▶ [REQUIRED WORK]:
Select the lines of the records containing the word "сентября" and list them.
_ _ _ _
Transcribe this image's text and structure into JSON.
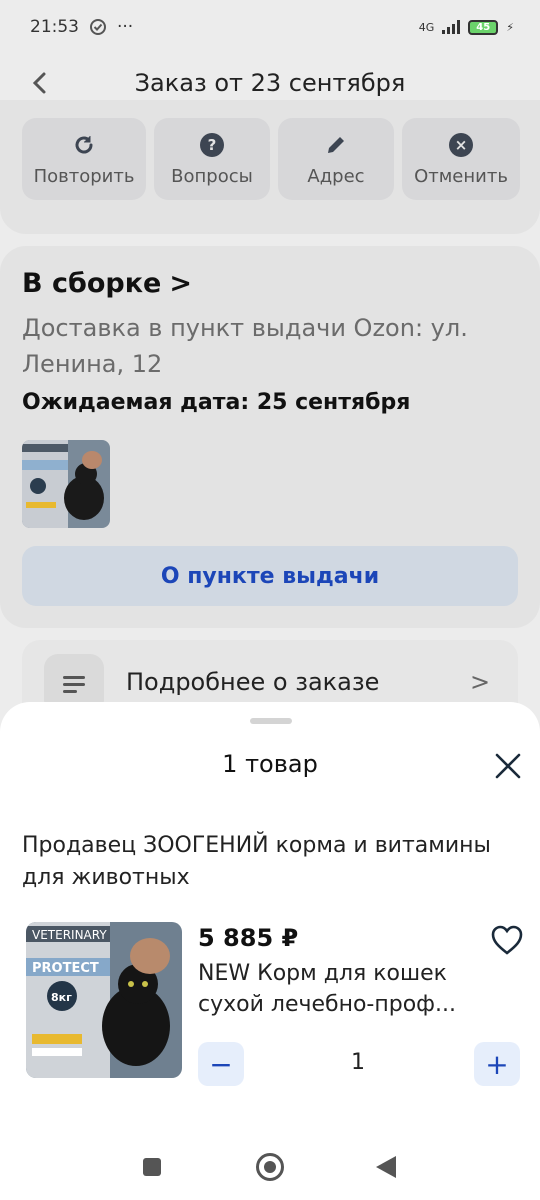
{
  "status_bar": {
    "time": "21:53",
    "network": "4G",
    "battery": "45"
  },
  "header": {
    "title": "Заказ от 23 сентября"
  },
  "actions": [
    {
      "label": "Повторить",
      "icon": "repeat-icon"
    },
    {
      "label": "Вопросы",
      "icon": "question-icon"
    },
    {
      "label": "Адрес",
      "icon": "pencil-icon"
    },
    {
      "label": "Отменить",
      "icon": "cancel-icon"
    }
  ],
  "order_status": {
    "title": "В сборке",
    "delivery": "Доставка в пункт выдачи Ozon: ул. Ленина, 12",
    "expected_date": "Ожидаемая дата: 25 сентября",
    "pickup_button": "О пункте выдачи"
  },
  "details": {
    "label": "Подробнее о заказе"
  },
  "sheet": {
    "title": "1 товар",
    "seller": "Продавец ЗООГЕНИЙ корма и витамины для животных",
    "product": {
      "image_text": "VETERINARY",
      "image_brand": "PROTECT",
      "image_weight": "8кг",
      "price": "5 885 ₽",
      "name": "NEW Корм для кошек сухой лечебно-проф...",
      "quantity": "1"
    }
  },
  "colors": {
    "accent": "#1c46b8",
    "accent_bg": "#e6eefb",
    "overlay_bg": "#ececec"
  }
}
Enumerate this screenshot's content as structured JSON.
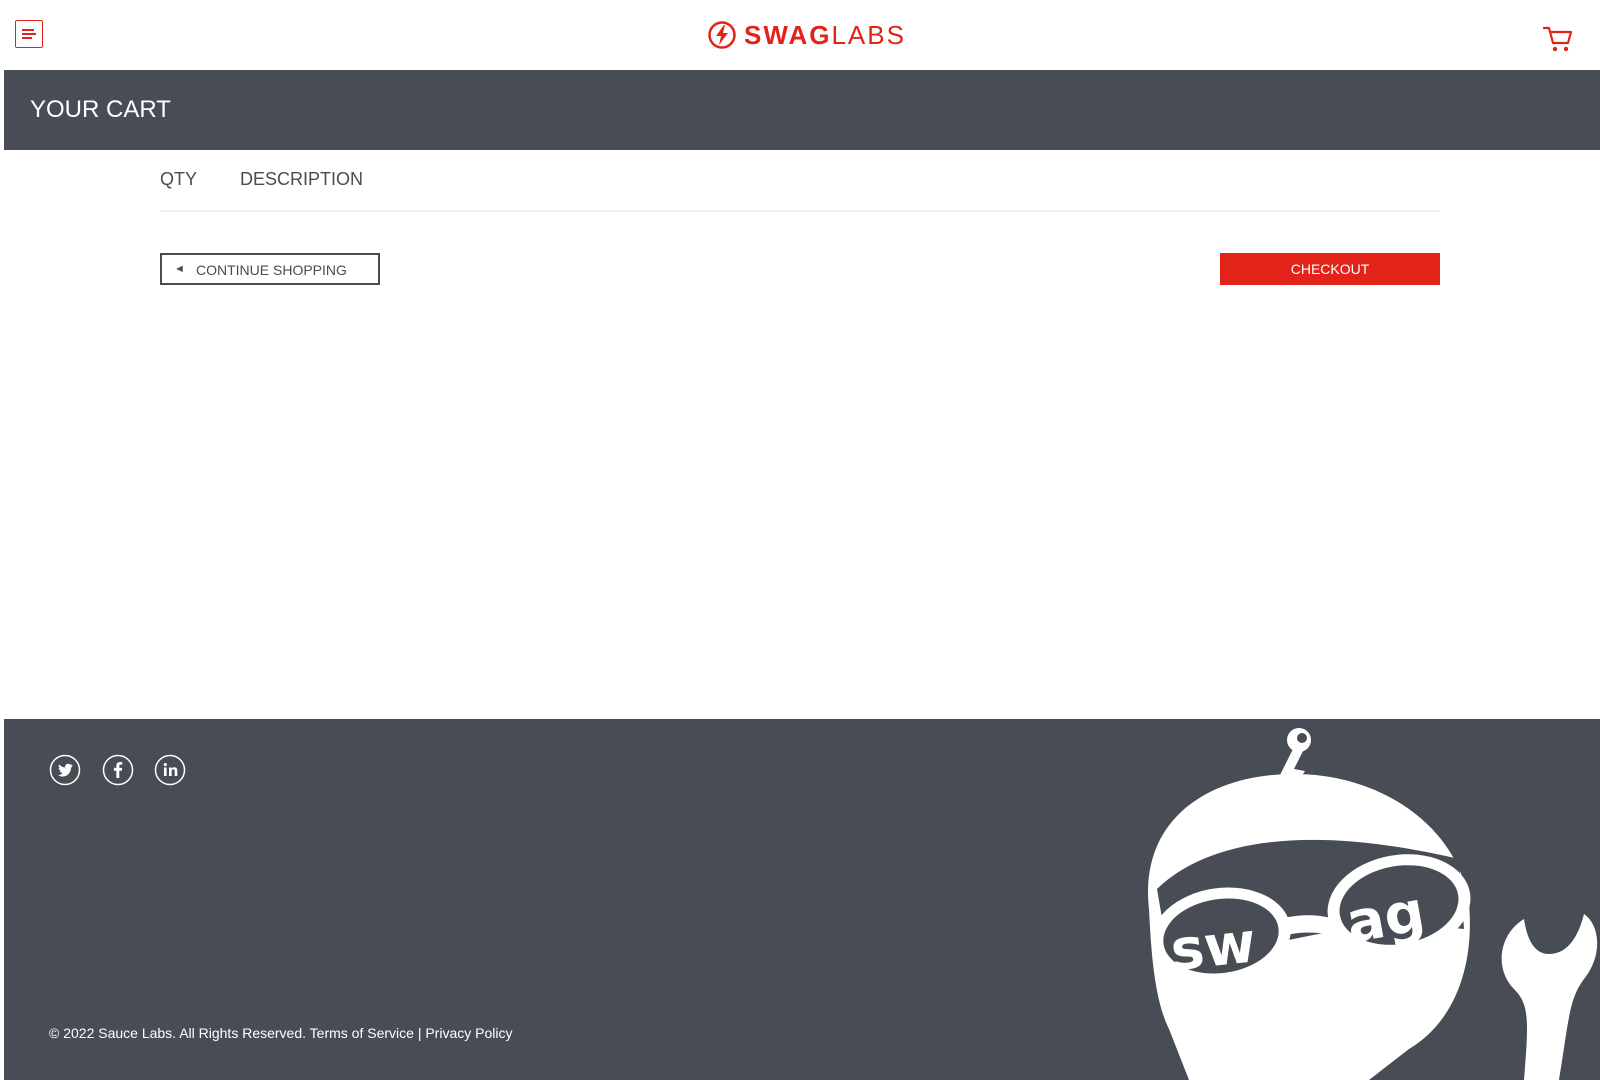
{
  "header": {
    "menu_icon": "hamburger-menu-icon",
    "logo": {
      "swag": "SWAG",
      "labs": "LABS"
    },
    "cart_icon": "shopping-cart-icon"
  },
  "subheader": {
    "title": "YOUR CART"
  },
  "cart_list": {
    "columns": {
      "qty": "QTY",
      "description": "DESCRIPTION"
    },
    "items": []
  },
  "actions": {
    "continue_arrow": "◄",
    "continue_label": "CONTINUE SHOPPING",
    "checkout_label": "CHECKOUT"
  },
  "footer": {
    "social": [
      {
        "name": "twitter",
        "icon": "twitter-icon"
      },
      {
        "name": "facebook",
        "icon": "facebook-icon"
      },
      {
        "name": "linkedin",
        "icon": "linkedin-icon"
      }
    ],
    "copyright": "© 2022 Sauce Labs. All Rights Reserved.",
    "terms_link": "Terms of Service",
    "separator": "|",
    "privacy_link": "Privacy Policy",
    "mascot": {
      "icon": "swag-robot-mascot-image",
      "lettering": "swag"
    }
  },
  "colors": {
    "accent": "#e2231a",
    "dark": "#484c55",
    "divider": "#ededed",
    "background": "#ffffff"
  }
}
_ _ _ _
▶ [RESULT]:
    "title": "Заказ от 23 сентября"
    "expected_date": "Ожидаемая дата: 25 сентября",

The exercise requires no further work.